* [Problem statement]:
Report how many lines below contain the word "time". Give only the number.

+ + + + + + +

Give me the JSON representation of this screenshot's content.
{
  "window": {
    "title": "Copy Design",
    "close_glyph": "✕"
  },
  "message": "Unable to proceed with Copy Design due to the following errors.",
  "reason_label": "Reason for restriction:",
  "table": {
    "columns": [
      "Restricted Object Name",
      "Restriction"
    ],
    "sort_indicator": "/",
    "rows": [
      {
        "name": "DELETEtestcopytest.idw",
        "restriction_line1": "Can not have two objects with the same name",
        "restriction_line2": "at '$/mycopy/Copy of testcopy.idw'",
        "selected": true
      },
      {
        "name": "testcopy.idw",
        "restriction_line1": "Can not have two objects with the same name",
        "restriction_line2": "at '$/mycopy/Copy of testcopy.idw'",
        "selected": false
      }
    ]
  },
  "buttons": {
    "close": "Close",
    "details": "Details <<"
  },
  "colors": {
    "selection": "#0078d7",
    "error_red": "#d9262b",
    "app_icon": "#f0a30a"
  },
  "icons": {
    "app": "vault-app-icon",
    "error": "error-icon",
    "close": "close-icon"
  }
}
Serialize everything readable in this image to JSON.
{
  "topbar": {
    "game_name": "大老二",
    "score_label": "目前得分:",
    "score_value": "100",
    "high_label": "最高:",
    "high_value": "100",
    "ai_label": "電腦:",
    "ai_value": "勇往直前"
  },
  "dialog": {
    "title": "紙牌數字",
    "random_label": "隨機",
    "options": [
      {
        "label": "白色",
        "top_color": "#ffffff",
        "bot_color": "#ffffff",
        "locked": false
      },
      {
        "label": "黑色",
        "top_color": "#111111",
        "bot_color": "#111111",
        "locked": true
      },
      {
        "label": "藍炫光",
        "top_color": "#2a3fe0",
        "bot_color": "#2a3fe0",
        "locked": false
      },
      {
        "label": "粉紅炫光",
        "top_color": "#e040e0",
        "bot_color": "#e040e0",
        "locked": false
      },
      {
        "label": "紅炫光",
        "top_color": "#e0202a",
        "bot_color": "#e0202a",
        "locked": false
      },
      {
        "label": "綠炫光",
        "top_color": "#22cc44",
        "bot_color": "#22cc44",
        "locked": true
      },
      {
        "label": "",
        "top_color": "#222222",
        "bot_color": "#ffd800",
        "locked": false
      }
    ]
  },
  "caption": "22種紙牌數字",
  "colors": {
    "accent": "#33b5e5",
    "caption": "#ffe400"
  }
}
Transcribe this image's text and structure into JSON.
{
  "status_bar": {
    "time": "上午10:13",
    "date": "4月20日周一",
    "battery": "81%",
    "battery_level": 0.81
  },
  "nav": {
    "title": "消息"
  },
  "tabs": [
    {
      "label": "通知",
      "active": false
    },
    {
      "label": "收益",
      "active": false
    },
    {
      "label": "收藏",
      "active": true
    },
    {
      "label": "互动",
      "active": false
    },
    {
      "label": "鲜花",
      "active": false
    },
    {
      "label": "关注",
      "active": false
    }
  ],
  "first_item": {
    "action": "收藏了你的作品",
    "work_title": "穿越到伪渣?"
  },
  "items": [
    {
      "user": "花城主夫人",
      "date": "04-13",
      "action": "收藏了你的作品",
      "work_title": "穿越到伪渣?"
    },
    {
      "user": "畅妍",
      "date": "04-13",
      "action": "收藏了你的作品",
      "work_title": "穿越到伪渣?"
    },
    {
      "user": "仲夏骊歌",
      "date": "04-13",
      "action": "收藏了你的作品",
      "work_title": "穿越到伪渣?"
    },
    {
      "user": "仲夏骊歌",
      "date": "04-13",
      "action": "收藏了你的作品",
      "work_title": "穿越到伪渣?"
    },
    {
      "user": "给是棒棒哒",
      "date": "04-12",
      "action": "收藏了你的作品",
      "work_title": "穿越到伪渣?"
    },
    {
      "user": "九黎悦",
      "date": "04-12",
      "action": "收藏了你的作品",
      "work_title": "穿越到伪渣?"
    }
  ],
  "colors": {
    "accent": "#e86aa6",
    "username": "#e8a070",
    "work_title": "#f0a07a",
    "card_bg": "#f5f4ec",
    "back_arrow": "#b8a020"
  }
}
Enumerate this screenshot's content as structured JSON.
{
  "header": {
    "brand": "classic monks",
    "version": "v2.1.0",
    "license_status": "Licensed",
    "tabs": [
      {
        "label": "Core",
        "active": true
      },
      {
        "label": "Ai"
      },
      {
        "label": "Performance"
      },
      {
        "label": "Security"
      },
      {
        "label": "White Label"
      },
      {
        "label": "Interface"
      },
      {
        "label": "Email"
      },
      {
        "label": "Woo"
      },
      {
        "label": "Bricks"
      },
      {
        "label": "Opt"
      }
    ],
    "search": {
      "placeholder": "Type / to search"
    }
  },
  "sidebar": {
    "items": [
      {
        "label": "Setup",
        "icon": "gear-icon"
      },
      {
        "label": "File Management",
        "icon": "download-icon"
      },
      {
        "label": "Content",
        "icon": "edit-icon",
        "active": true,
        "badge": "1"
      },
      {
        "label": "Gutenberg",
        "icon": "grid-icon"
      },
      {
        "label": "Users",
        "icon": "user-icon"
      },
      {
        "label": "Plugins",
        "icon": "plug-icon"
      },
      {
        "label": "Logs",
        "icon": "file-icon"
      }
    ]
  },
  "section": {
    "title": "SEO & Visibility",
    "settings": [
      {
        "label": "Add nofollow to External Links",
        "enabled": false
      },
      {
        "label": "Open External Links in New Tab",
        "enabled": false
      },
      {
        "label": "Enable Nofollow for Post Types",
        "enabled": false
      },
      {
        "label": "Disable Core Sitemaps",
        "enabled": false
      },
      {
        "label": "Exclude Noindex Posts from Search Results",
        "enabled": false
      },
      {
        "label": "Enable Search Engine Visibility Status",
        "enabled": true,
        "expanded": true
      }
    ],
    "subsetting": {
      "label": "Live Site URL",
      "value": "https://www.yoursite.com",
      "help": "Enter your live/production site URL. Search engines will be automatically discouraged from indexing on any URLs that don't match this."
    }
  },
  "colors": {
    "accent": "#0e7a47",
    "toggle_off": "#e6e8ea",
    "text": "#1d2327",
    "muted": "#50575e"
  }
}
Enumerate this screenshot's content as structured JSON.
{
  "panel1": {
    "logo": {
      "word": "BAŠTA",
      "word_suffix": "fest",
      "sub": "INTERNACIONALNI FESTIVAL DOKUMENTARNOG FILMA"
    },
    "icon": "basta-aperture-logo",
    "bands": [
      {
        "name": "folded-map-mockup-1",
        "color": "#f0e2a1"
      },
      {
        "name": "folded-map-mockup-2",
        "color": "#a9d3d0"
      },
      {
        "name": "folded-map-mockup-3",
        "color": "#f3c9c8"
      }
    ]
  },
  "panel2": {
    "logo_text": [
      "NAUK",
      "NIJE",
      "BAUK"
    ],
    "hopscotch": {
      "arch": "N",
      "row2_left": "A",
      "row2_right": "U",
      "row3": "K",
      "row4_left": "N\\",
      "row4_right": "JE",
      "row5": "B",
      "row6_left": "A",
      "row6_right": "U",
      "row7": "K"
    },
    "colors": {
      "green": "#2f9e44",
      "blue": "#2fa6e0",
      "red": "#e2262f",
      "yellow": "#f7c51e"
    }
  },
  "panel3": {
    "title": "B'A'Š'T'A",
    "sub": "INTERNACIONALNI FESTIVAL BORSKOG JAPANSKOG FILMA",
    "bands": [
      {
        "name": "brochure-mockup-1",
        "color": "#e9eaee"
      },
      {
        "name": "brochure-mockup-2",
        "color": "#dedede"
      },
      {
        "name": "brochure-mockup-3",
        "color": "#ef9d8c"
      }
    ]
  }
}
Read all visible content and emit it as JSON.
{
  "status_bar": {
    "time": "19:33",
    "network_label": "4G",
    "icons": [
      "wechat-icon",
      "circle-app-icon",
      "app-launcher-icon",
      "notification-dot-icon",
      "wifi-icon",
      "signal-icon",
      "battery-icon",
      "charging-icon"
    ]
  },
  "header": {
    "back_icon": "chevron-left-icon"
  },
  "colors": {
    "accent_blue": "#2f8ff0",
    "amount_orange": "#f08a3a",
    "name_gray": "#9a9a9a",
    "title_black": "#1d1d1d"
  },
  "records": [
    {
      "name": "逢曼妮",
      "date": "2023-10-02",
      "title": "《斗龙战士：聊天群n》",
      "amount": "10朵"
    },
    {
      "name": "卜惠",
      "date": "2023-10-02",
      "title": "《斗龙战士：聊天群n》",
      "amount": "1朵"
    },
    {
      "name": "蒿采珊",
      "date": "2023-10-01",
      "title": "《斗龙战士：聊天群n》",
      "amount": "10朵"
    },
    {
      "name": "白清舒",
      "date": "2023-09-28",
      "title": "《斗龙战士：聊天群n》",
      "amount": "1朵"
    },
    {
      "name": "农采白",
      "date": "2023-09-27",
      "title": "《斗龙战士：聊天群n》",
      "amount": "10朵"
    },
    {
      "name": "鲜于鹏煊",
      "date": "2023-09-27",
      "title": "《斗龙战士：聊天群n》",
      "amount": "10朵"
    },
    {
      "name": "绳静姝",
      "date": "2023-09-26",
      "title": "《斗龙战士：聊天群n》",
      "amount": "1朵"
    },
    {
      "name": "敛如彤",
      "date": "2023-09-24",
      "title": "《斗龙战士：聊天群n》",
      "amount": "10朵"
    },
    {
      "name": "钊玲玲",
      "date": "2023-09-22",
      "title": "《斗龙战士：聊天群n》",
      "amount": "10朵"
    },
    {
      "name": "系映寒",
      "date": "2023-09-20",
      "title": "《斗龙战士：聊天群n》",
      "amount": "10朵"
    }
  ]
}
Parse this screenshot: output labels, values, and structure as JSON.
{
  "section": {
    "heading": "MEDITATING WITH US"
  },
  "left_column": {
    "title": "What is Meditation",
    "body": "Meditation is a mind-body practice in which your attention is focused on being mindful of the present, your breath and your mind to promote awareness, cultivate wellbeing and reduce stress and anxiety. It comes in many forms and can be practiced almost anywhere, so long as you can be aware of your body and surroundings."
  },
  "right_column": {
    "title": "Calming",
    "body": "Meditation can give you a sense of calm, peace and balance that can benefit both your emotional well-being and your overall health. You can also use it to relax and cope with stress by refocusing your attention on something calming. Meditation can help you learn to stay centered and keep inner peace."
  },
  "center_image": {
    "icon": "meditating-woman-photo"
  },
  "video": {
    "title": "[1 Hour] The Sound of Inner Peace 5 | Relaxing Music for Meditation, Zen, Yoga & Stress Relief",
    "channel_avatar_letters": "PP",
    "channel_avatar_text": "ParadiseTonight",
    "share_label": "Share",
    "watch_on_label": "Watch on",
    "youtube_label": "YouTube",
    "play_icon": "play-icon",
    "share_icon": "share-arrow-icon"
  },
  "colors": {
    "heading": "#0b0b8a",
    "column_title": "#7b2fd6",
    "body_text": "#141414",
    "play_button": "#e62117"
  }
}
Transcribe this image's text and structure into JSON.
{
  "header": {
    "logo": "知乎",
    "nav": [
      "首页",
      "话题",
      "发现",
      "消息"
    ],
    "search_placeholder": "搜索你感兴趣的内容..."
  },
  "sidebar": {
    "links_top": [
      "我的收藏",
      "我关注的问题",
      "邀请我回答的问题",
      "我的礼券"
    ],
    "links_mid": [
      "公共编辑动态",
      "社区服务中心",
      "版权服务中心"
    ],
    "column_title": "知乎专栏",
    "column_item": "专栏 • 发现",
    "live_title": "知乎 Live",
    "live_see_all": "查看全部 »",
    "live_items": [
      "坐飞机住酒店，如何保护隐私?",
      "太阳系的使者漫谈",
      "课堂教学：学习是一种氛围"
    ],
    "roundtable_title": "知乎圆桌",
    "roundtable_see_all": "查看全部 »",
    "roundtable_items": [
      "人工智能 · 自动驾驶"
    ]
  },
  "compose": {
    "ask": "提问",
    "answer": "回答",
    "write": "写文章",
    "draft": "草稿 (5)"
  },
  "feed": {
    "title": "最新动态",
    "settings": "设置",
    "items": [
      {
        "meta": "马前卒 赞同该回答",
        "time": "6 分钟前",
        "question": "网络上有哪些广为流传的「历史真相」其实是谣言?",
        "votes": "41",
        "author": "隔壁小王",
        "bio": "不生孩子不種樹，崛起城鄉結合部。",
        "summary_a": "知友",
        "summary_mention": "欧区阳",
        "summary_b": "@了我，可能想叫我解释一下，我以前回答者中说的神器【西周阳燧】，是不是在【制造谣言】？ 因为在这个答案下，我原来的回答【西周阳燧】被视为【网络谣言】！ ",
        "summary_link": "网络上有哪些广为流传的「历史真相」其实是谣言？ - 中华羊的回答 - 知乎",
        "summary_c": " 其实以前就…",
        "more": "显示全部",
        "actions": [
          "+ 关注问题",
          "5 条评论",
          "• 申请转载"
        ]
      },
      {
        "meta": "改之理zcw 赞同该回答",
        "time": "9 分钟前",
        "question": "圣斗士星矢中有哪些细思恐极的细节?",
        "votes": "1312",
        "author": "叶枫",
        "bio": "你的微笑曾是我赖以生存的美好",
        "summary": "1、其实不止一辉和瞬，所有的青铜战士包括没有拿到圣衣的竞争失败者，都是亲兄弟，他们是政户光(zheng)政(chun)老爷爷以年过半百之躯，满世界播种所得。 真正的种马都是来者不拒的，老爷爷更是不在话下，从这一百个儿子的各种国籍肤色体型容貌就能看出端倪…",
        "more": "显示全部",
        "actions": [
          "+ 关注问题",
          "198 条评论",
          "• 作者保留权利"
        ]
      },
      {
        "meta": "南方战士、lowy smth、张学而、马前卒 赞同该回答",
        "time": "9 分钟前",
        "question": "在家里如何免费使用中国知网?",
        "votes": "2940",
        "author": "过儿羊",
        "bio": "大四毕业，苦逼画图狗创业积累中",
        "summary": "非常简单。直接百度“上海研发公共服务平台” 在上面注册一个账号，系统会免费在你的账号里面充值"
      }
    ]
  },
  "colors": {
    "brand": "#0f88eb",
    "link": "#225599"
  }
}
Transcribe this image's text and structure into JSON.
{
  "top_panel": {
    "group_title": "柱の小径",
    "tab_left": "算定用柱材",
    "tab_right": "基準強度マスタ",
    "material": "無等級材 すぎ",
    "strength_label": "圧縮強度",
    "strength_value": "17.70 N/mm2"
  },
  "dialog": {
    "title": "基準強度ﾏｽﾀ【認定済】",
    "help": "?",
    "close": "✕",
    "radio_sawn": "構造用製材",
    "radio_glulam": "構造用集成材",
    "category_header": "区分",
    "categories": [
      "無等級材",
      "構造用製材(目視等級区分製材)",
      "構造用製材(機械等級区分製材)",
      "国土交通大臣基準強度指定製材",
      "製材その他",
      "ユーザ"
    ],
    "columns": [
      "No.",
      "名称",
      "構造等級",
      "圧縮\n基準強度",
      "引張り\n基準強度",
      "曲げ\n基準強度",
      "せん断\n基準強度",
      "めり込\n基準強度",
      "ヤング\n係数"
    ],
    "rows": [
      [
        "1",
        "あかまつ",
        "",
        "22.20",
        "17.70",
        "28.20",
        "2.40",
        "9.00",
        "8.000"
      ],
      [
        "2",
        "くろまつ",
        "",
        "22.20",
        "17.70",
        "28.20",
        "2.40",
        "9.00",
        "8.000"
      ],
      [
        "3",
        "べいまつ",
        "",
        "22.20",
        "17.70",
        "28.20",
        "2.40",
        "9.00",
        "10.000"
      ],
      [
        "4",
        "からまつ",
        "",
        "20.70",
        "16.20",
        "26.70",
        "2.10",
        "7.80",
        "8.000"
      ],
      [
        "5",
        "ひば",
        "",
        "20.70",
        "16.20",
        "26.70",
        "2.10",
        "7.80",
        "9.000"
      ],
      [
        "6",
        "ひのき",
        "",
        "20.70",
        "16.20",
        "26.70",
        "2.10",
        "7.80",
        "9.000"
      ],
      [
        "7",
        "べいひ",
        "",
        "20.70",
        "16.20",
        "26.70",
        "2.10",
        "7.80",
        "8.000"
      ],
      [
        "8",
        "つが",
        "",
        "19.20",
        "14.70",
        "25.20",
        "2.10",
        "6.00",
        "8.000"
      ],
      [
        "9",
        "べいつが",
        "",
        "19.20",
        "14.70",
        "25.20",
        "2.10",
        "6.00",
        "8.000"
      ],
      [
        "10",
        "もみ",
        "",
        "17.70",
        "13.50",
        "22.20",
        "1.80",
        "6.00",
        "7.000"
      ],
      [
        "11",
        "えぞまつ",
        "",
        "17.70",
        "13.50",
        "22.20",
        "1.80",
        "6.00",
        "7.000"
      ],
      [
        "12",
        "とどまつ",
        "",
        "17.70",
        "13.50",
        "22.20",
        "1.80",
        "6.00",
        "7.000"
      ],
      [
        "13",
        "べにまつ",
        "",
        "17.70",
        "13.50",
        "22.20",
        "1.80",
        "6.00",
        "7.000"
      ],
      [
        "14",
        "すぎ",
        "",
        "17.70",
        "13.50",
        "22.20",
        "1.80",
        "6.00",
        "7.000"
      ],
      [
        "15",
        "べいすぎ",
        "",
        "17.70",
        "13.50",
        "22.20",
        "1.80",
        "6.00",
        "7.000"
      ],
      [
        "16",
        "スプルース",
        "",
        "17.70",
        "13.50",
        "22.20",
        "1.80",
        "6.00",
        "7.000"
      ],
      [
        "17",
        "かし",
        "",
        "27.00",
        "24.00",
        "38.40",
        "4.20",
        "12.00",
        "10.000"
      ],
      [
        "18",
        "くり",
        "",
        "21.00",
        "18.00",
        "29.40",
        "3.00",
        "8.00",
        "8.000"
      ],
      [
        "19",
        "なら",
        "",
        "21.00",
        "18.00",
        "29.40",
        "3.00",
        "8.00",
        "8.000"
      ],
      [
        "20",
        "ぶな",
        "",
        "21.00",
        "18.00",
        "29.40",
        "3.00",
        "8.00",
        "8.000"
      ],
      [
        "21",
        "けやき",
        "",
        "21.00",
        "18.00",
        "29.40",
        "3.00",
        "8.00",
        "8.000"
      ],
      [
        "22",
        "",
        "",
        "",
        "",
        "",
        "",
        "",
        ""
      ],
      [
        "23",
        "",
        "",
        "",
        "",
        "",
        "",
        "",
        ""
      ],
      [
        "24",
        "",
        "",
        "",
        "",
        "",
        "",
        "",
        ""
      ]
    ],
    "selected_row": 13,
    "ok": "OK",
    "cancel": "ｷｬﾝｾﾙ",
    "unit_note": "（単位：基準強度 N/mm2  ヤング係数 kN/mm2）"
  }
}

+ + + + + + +

* [Reply to the exercise]:
5